▶ _The task_
Go line by line through the data and copy those with the word "kind".

▶ _Data shown_
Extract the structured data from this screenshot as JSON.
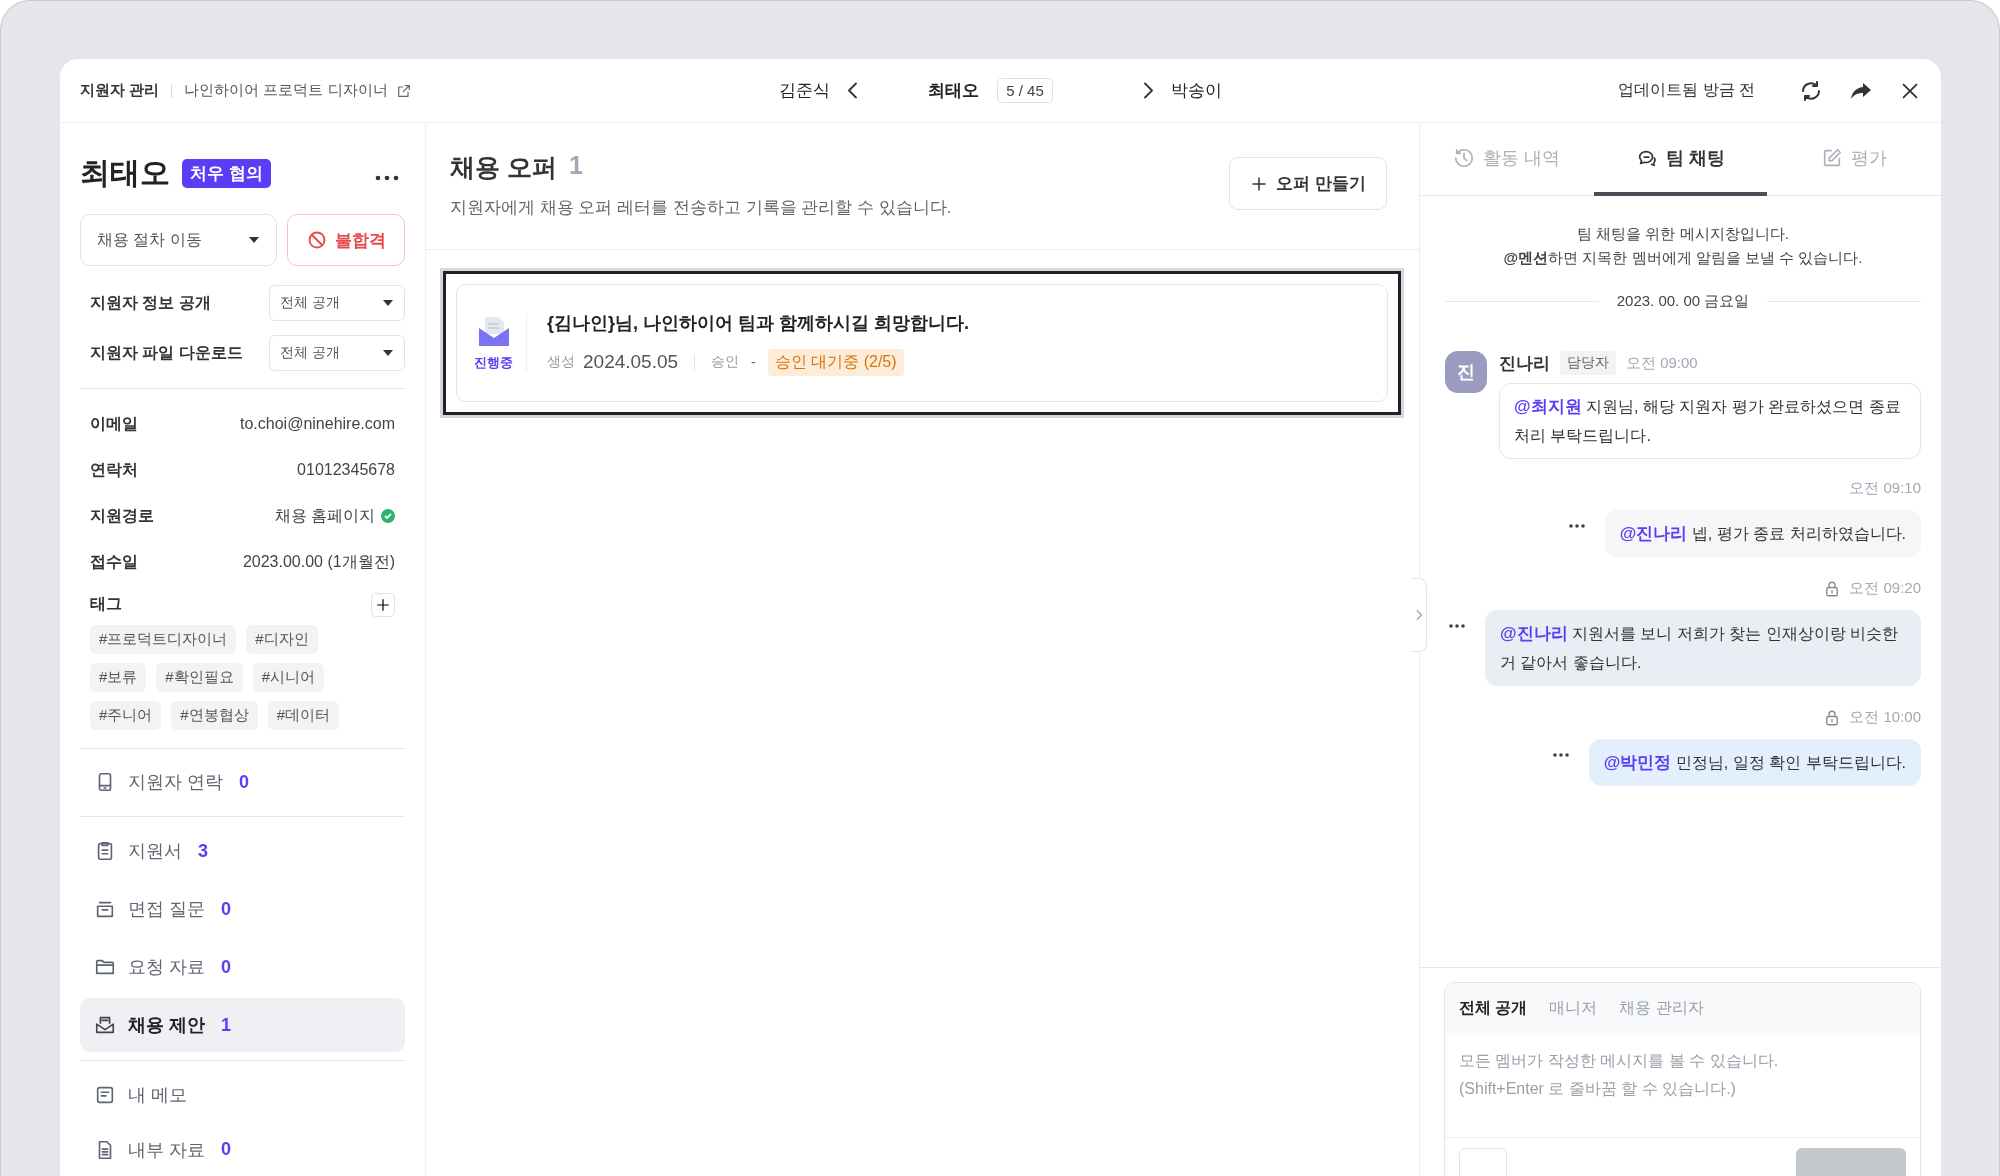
{
  "top_bar": {
    "breadcrumb": "지원자 관리",
    "job": "나인하이어 프로덕트 디자이너",
    "prev": "김준식",
    "current": "최태오",
    "position": "5 / 45",
    "next": "박송이",
    "updated": "업데이트됨 방금 전"
  },
  "candidate": {
    "name": "최태오",
    "stage_badge": "처우 협의",
    "stage_select": "채용 절차 이동",
    "reject_button": "불합격",
    "settings": [
      {
        "label": "지원자 정보 공개",
        "value": "전체 공개"
      },
      {
        "label": "지원자 파일 다운로드",
        "value": "전체 공개"
      }
    ],
    "info": [
      {
        "label": "이메일",
        "value": "to.choi@ninehire.com",
        "verified": false
      },
      {
        "label": "연락처",
        "value": "01012345678",
        "verified": false
      },
      {
        "label": "지원경로",
        "value": "채용 홈페이지",
        "verified": true
      },
      {
        "label": "접수일",
        "value": "2023.00.00 (1개월전)",
        "verified": false
      }
    ],
    "tags_label": "태그",
    "tags": [
      "#프로덕트디자이너",
      "#디자인",
      "#보류",
      "#확인필요",
      "#시니어",
      "#주니어",
      "#연봉협상",
      "#데이터"
    ],
    "nav_groups": [
      [
        {
          "label": "지원자 연락",
          "count": "0",
          "selected": false
        }
      ],
      [
        {
          "label": "지원서",
          "count": "3",
          "selected": false
        },
        {
          "label": "면접 질문",
          "count": "0",
          "selected": false
        },
        {
          "label": "요청 자료",
          "count": "0",
          "selected": false
        },
        {
          "label": "채용 제안",
          "count": "1",
          "selected": true
        }
      ],
      [
        {
          "label": "내 메모",
          "selected": false
        },
        {
          "label": "내부 자료",
          "count": "0",
          "selected": false
        }
      ]
    ]
  },
  "offers": {
    "title": "채용 오퍼",
    "count": "1",
    "subtitle": "지원자에게 채용 오퍼 레터를 전송하고 기록을 관리할 수 있습니다.",
    "create_button": "오퍼 만들기",
    "items": [
      {
        "status": "진행중",
        "title": "{김나인}님, 나인하이어 팀과 함께하시길 희망합니다.",
        "created_label": "생성",
        "created": "2024.05.05",
        "approval_label": "승인",
        "approval": "-",
        "approval_status": "승인 대기중 (2/5)",
        "selected": true
      }
    ]
  },
  "chat": {
    "tabs": [
      {
        "label": "활동 내역",
        "selected": false
      },
      {
        "label": "팀 채팅",
        "selected": true
      },
      {
        "label": "평가",
        "selected": false
      }
    ],
    "intro": [
      "팀 채팅을 위한 메시지창입니다.",
      "**@멘션**하면 지목한 멤버에게 알림을 보낼 수 있습니다."
    ],
    "date": "2023. 00. 00 금요일",
    "messages": [
      {
        "kind": "received",
        "avatar": "진",
        "author": "진나리",
        "role": "담당자",
        "time": "오전 09:00",
        "text": "**@최지원** 지원님, 해당 지원자 평가 완료하셨으면 종료 처리 부탁드립니다.",
        "locked": false
      },
      {
        "kind": "all",
        "time": "오전 09:10",
        "text": "**@진나리** 넵, 평가 종료 처리하였습니다.",
        "locked": false
      },
      {
        "kind": "manager",
        "time": "오전 09:20",
        "text": "**@진나리** 지원서를 보니 저희가 찾는 인재상이랑 비슷한 거 같아서 좋습니다.",
        "locked": true
      },
      {
        "kind": "admin",
        "time": "오전 10:00",
        "text": "**@박민정** 민정님, 일정 확인 부탁드립니다.",
        "locked": true
      }
    ],
    "composer": {
      "tabs": [
        {
          "label": "전체 공개",
          "selected": true
        },
        {
          "label": "매니저",
          "selected": false
        },
        {
          "label": "채용 관리자",
          "selected": false
        }
      ],
      "placeholder": "모든 멤버가 작성한 메시지를 볼 수 있습니다.\n(Shift+Enter 로 줄바꿈 할 수 있습니다.)"
    }
  }
}
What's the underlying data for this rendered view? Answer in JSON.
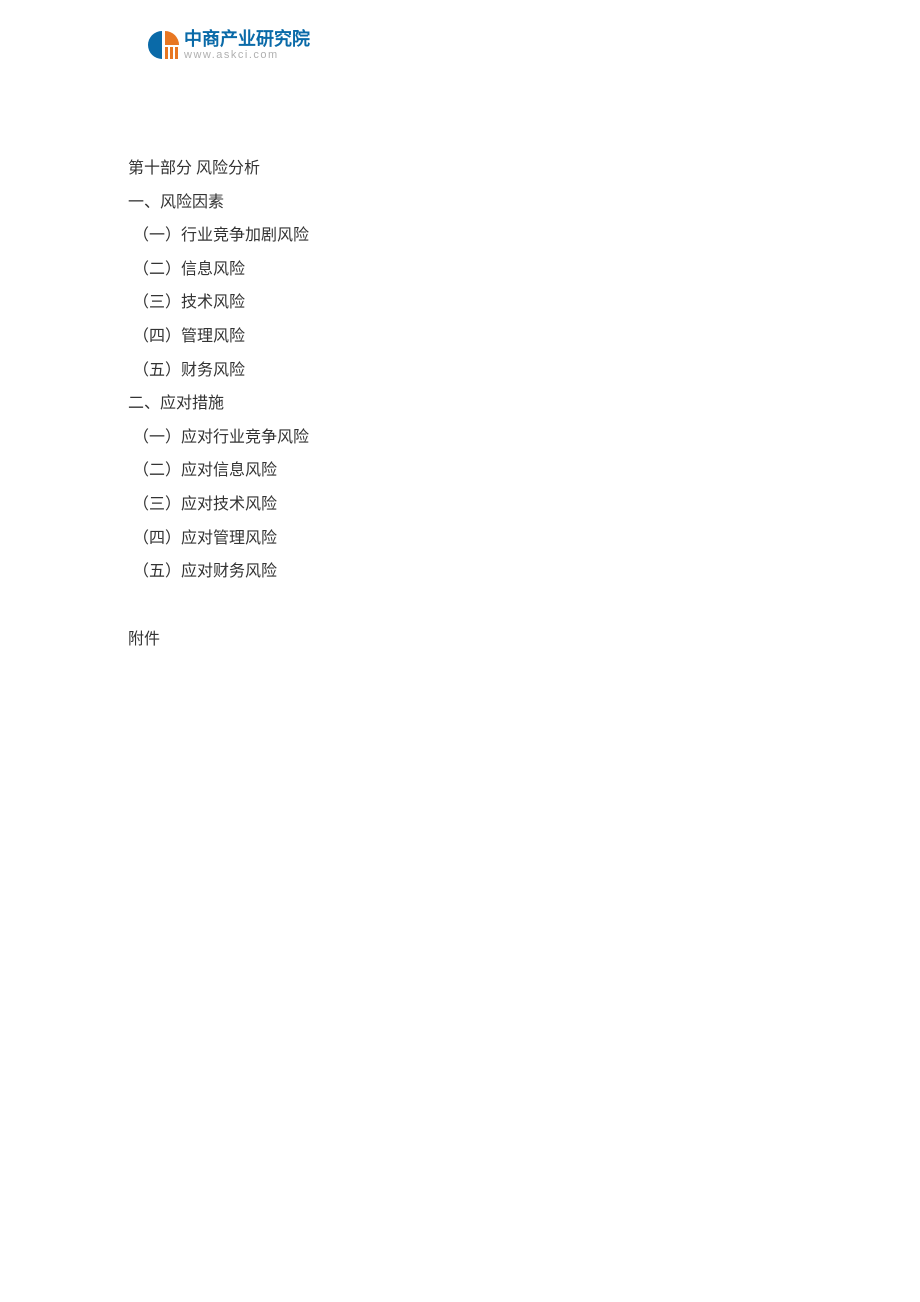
{
  "logo": {
    "cn": "中商产业研究院",
    "en": "www.askci.com"
  },
  "section_title": "第十部分 风险分析",
  "group1": {
    "heading": "一、风险因素",
    "items": [
      "（一）行业竞争加剧风险",
      "（二）信息风险",
      "（三）技术风险",
      "（四）管理风险",
      "（五）财务风险"
    ]
  },
  "group2": {
    "heading": "二、应对措施",
    "items": [
      "（一）应对行业竞争风险",
      "（二）应对信息风险",
      "（三）应对技术风险",
      "（四）应对管理风险",
      "（五）应对财务风险"
    ]
  },
  "appendix": "附件"
}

▶ _Solution_
        "kind": "received",
        "kind": "all",
        "kind": "manager",
        "kind": "admin",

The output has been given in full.